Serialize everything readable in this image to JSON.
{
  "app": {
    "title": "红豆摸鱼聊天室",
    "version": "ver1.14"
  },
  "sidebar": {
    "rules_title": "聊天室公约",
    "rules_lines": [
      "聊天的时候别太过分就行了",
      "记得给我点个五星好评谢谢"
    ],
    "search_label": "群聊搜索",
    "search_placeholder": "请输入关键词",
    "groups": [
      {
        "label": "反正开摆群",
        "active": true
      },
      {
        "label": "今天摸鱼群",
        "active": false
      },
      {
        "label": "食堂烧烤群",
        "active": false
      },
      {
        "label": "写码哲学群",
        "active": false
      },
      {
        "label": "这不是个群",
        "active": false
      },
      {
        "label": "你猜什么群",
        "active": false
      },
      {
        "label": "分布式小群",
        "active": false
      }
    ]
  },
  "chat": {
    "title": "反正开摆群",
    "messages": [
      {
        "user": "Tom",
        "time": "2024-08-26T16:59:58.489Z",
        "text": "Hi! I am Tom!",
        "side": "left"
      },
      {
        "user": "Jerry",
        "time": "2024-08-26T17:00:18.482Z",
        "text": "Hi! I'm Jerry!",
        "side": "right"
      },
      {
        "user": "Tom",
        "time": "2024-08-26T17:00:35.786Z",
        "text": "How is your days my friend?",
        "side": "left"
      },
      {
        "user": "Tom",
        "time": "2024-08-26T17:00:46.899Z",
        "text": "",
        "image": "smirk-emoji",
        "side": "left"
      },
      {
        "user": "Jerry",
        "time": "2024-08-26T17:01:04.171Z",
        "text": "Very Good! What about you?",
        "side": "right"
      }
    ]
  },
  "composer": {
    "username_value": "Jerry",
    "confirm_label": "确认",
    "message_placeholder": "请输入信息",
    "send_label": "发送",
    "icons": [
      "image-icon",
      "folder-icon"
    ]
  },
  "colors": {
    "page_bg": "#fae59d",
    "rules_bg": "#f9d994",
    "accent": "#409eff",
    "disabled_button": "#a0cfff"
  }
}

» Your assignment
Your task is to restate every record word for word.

» Exercise answer
Serialize everything readable in this image to JSON.
{
  "app": {
    "title": "红豆摸鱼聊天室",
    "version": "ver1.14"
  },
  "sidebar": {
    "rules_title": "聊天室公约",
    "rules_lines": [
      "聊天的时候别太过分就行了",
      "记得给我点个五星好评谢谢"
    ],
    "search_label": "群聊搜索",
    "search_placeholder": "请输入关键词",
    "groups": [
      {
        "label": "反正开摆群",
        "active": true
      },
      {
        "label": "今天摸鱼群",
        "active": false
      },
      {
        "label": "食堂烧烤群",
        "active": false
      },
      {
        "label": "写码哲学群",
        "active": false
      },
      {
        "label": "这不是个群",
        "active": false
      },
      {
        "label": "你猜什么群",
        "active": false
      },
      {
        "label": "分布式小群",
        "active": false
      }
    ]
  },
  "chat": {
    "title": "反正开摆群",
    "messages": [
      {
        "user": "Tom",
        "time": "2024-08-26T16:59:58.489Z",
        "text": "Hi! I am Tom!",
        "side": "left"
      },
      {
        "user": "Jerry",
        "time": "2024-08-26T17:00:18.482Z",
        "text": "Hi! I'm Jerry!",
        "side": "right"
      },
      {
        "user": "Tom",
        "time": "2024-08-26T17:00:35.786Z",
        "text": "How is your days my friend?",
        "side": "left"
      },
      {
        "user": "Tom",
        "time": "2024-08-26T17:00:46.899Z",
        "text": "",
        "image": "smirk-emoji",
        "side": "left"
      },
      {
        "user": "Jerry",
        "time": "2024-08-26T17:01:04.171Z",
        "text": "Very Good! What about you?",
        "side": "right"
      }
    ]
  },
  "composer": {
    "username_value": "Jerry",
    "confirm_label": "确认",
    "message_placeholder": "请输入信息",
    "send_label": "发送",
    "icons": [
      "image-icon",
      "folder-icon"
    ]
  },
  "colors": {
    "page_bg": "#fae59d",
    "rules_bg": "#f9d994",
    "accent": "#409eff",
    "disabled_button": "#a0cfff"
  }
}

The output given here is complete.